Small Talk’s handmade illustrations in muted pastels and red-pencil linework do more than define a signature look. They set a playful tone for a narrative of personal discovery. “The characters have messy lives, feelings, aesthetics,” Hoggett wrote in an email interview. “Drawing them in 2D helps me convey the nervous and unsettling energy that is fitting for a game that takes place at the end of the world.” The imperfect alignment of animation frames creates a shaky look that brings life to an otherwise static scene. The partygoers in Small Talk look like they’re itching to chat. Even though talking to strangers at the party incrementally progresses the evening toward imminent doom, the sketchy, evocative gesture loops of each character entice you to keep chatting into the night.
Kara Stone’s Ritual of the Moon (2019) takes place in lunar exile following a “neo-Salem witch trial.” Each session of Ritual of the Moon lasts only a couple of minutes, and players must wait a full real-time day before they can play again.
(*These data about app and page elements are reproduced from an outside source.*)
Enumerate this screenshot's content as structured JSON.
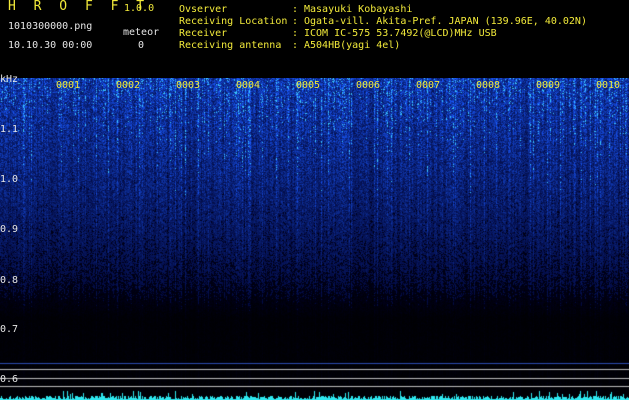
{
  "app": {
    "title": "H R O F F T",
    "version": "1.0.0"
  },
  "file": {
    "name": "1010300000.png",
    "datetime": "10.10.30 00:00"
  },
  "meteor": {
    "label": "meteor",
    "count": "0"
  },
  "info": [
    {
      "label": "Ovserver",
      "colon": ":",
      "value": "Masayuki Kobayashi"
    },
    {
      "label": "Receiving Location",
      "colon": ":",
      "value": "Ogata-vill. Akita-Pref. JAPAN (139.96E, 40.02N)"
    },
    {
      "label": "Receiver",
      "colon": ":",
      "value": "ICOM IC-575 53.7492(@LCD)MHz USB"
    },
    {
      "label": "Receiving antenna",
      "colon": ":",
      "value": "A504HB(yagi 4el)"
    }
  ],
  "axis": {
    "unit": "kHz",
    "ticks": [
      "1.1",
      "1.0",
      "0.9",
      "0.8",
      "0.7",
      "0.6"
    ]
  },
  "frames": [
    "0001",
    "0002",
    "0003",
    "0004",
    "0005",
    "0006",
    "0007",
    "0008",
    "0009",
    "0010"
  ],
  "colors": {
    "label_yellow": "#f2ea3a",
    "text_white": "#e6e6e6",
    "background": "#000000",
    "signal_blue": "#1f4fd8",
    "noise_cyan": "#2ee8f0"
  }
}
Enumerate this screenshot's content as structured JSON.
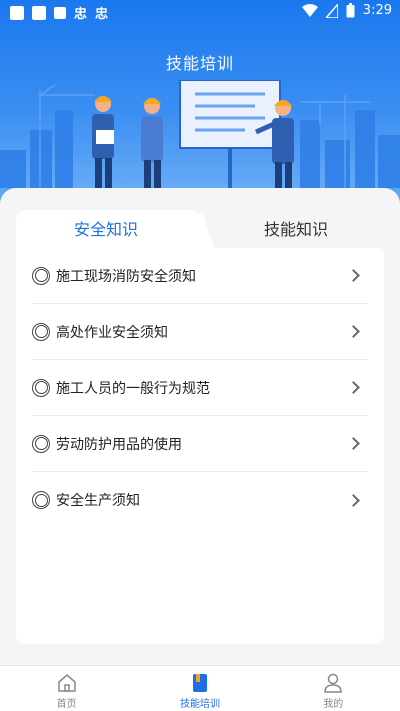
{
  "status_bar": {
    "time": "3:29",
    "glyphs": [
      "忠",
      "忠"
    ]
  },
  "header": {
    "title": "技能培训"
  },
  "tabs": [
    {
      "label": "安全知识",
      "active": true
    },
    {
      "label": "技能知识",
      "active": false
    }
  ],
  "list": {
    "items": [
      {
        "label": "施工现场消防安全须知"
      },
      {
        "label": "高处作业安全须知"
      },
      {
        "label": "施工人员的一般行为规范"
      },
      {
        "label": "劳动防护用品的使用"
      },
      {
        "label": "安全生产须知"
      }
    ]
  },
  "bottom_nav": {
    "items": [
      {
        "label": "首页",
        "icon": "home-icon",
        "active": false
      },
      {
        "label": "技能培训",
        "icon": "book-icon",
        "active": true
      },
      {
        "label": "我的",
        "icon": "user-icon",
        "active": false
      }
    ]
  },
  "colors": {
    "accent": "#1d6fe3",
    "hero": "#1a78ee",
    "background": "#f2f3f5"
  }
}
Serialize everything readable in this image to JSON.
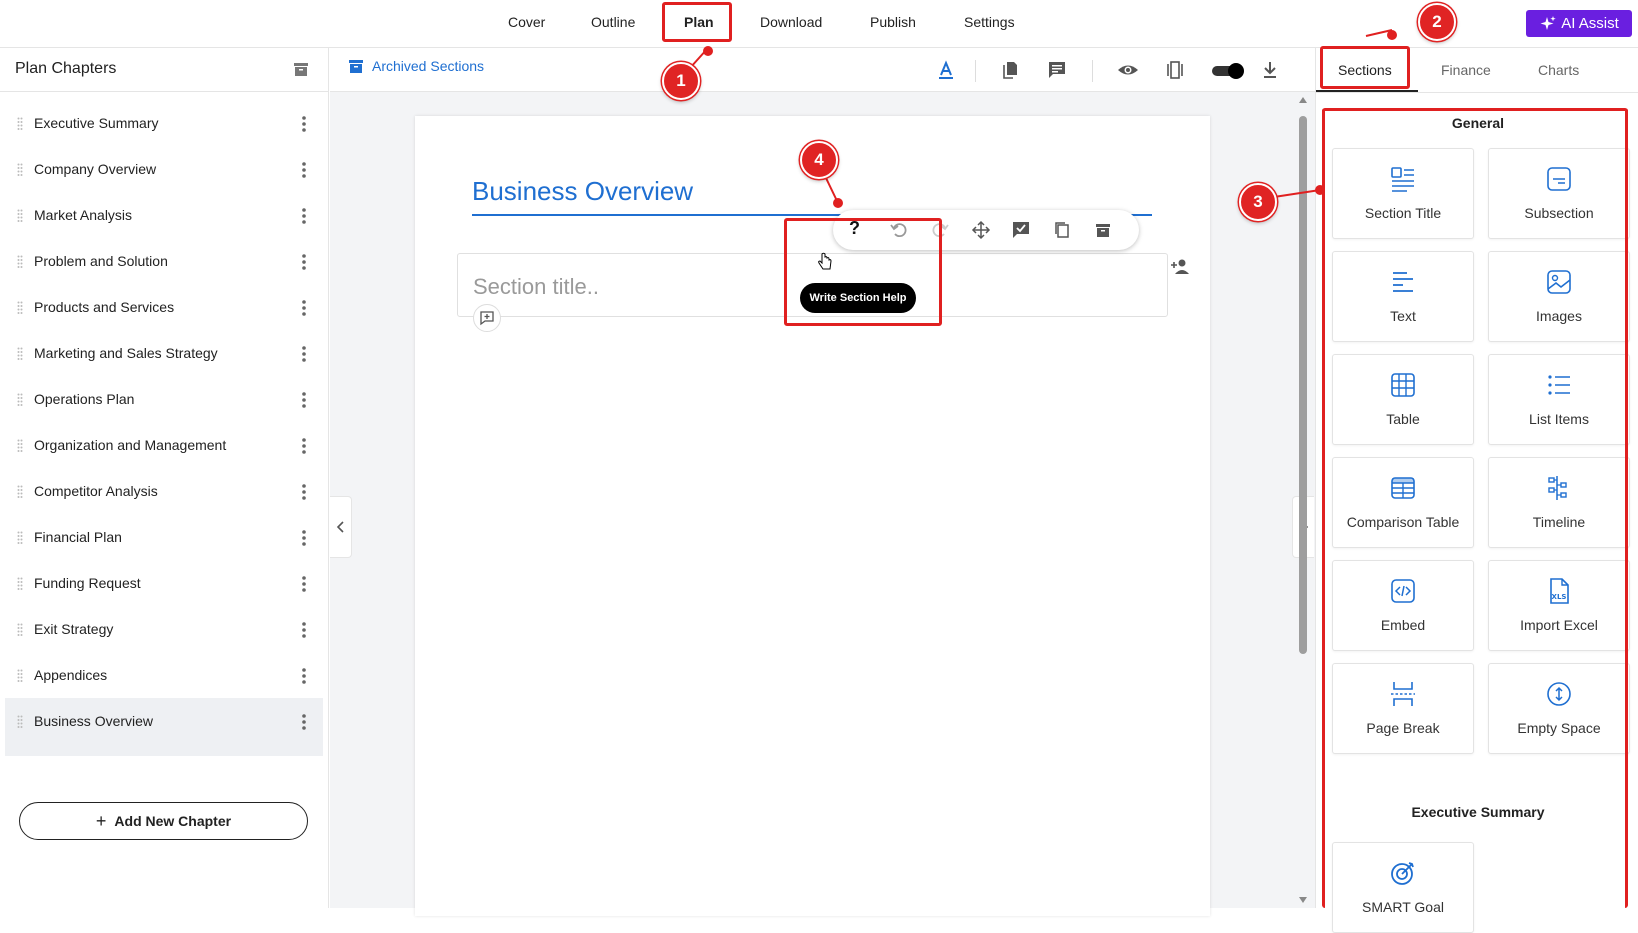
{
  "top_nav": {
    "tabs": [
      "Cover",
      "Outline",
      "Plan",
      "Download",
      "Publish",
      "Settings"
    ],
    "active_tab": "Plan",
    "ai_assist_label": "AI Assist"
  },
  "sidebar": {
    "title": "Plan Chapters",
    "chapters": [
      "Executive Summary",
      "Company Overview",
      "Market Analysis",
      "Problem and Solution",
      "Products and Services",
      "Marketing and Sales Strategy",
      "Operations Plan",
      "Organization and Management",
      "Competitor Analysis",
      "Financial Plan",
      "Funding Request",
      "Exit Strategy",
      "Appendices",
      "Business Overview"
    ],
    "active_chapter": "Business Overview",
    "add_button": "Add New Chapter"
  },
  "editor": {
    "archived_label": "Archived Sections",
    "doc_title": "Business Overview",
    "section_placeholder": "Section title..",
    "tooltip": "Write Section Help",
    "help_glyph": "?"
  },
  "right_panel": {
    "tabs": [
      "Sections",
      "Finance",
      "Charts"
    ],
    "active_tab": "Sections",
    "groups": [
      {
        "title": "General",
        "items": [
          "Section Title",
          "Subsection",
          "Text",
          "Images",
          "Table",
          "List Items",
          "Comparison Table",
          "Timeline",
          "Embed",
          "Import Excel",
          "Page Break",
          "Empty Space"
        ]
      },
      {
        "title": "Executive Summary",
        "items": [
          "SMART Goal"
        ]
      }
    ]
  },
  "annotations": [
    "1",
    "2",
    "3",
    "4"
  ],
  "colors": {
    "accent_blue": "#1f6fd1",
    "ai_purple": "#6a1fe0",
    "annotation_red": "#e02020"
  }
}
The game lasts a lunar cycle of twenty-eight days. With meditation, drawing sigils, and daily mantras as key elements of gameplay, Ritual of the Moon feels somewhat like a tarot reading.
This introspective practice is depicted with rugged, enticing collages, made by Stone in collaboration Rekha Ramachandran and Julia Gingrich. The characters, scenery, and objects are assembled from cut and scanned foils, fabrics, dried plants, wire, bits of computer hardware, and other materials. The game looks as if it takes place in a box assembled by Joseph Cornell, albeit one made in some far-off future. After completing a daily ritual, you see a comet hurtling toward your home planet, blazing with jagged cutout streaks. You can choose whether to use your sorcery to redirect its trajectory or to let fate take its course.
In an essay for Game Studies, an international journal of computer game research, Stone describes her work for “reparative game design” as “a method to work through difficult feelings, but it is also a means to stay in them as long as they need to be felt.” Drawing on academic discourses around affect, disability, and queer theory, Stone makes games that enact a process of healing. Stone’s handiwork accompanies the intentional act of playing out the ceremonial sequence of Ritual of the Moon. The sensitive detail of this work not only creates a moment of contemplation for the player, it serves as a restorative space for the artist as well. Processing a daily mantra and reflecting on choices are delicate work. This labor is deeply woven into the fabric of Stone’s process and results in a subtle patience rarely found in contemporary game design.
Deprioritizing the game industry’s demands for productivity in favor of purposeful self-discovery is what handmade game design is all about. Unlike Cuphead’s cursory and ahistorical grab at visual uniqueness, the design intentions of games like Ritual of the Moon and Small Talk question the relationship between physical craft and digital interactivity. For these designers, a well-crafted gesture is more than an eye-catching gimmick. It signals a heartfelt intention to depict tenderness and intimacy, joy and solace, contemplation and self-awareness. Indie games made with analog processes show that games can be more than entertainment or exercises in technical proficiency; they can be spaces for deliberate reflection, too.